> DIRECTIONS FOR THIS TASK:
Give back the full data, unchanged and complete.

> THE RECORDS:
============
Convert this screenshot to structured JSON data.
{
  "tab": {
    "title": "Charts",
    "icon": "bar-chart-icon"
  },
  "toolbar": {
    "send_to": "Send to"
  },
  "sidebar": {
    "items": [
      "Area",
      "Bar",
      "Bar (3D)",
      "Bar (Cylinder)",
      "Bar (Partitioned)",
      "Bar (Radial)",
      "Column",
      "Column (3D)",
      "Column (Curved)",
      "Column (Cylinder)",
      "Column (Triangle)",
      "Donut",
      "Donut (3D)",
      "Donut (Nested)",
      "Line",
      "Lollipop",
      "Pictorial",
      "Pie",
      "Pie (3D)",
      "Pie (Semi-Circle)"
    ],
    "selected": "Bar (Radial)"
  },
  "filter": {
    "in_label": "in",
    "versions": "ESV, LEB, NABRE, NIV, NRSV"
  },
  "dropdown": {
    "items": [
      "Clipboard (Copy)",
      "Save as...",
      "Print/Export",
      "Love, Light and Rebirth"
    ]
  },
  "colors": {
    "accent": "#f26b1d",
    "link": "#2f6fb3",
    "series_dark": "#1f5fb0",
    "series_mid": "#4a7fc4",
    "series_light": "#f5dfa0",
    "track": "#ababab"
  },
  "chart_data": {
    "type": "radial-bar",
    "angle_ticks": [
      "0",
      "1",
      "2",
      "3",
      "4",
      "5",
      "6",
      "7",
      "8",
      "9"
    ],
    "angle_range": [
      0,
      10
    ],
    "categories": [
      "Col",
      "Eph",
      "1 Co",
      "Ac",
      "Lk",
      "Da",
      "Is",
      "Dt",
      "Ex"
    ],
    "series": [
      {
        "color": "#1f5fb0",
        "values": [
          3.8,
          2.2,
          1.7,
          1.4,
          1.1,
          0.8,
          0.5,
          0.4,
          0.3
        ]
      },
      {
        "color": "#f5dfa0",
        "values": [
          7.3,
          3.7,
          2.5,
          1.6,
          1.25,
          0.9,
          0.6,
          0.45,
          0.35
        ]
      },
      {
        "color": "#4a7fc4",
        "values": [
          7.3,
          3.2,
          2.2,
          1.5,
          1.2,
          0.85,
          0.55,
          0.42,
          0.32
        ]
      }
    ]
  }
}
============
> SOLVED PROBLEM:
Convert this screenshot to structured JSON data.
{
  "tab": {
    "title": "Charts",
    "icon": "bar-chart-icon"
  },
  "toolbar": {
    "send_to": "Send to"
  },
  "sidebar": {
    "items": [
      "Area",
      "Bar",
      "Bar (3D)",
      "Bar (Cylinder)",
      "Bar (Partitioned)",
      "Bar (Radial)",
      "Column",
      "Column (3D)",
      "Column (Curved)",
      "Column (Cylinder)",
      "Column (Triangle)",
      "Donut",
      "Donut (3D)",
      "Donut (Nested)",
      "Line",
      "Lollipop",
      "Pictorial",
      "Pie",
      "Pie (3D)",
      "Pie (Semi-Circle)"
    ],
    "selected": "Bar (Radial)"
  },
  "filter": {
    "in_label": "in",
    "versions": "ESV, LEB, NABRE, NIV, NRSV"
  },
  "dropdown": {
    "items": [
      "Clipboard (Copy)",
      "Save as...",
      "Print/Export",
      "Love, Light and Rebirth"
    ]
  },
  "colors": {
    "accent": "#f26b1d",
    "link": "#2f6fb3",
    "series_dark": "#1f5fb0",
    "series_mid": "#4a7fc4",
    "series_light": "#f5dfa0",
    "track": "#ababab"
  },
  "chart_data": {
    "type": "radial-bar",
    "angle_ticks": [
      "0",
      "1",
      "2",
      "3",
      "4",
      "5",
      "6",
      "7",
      "8",
      "9"
    ],
    "angle_range": [
      0,
      10
    ],
    "categories": [
      "Col",
      "Eph",
      "1 Co",
      "Ac",
      "Lk",
      "Da",
      "Is",
      "Dt",
      "Ex"
    ],
    "series": [
      {
        "color": "#1f5fb0",
        "values": [
          3.8,
          2.2,
          1.7,
          1.4,
          1.1,
          0.8,
          0.5,
          0.4,
          0.3
        ]
      },
      {
        "color": "#f5dfa0",
        "values": [
          7.3,
          3.7,
          2.5,
          1.6,
          1.25,
          0.9,
          0.6,
          0.45,
          0.35
        ]
      },
      {
        "color": "#4a7fc4",
        "values": [
          7.3,
          3.2,
          2.2,
          1.5,
          1.2,
          0.85,
          0.55,
          0.42,
          0.32
        ]
      }
    ]
  }
}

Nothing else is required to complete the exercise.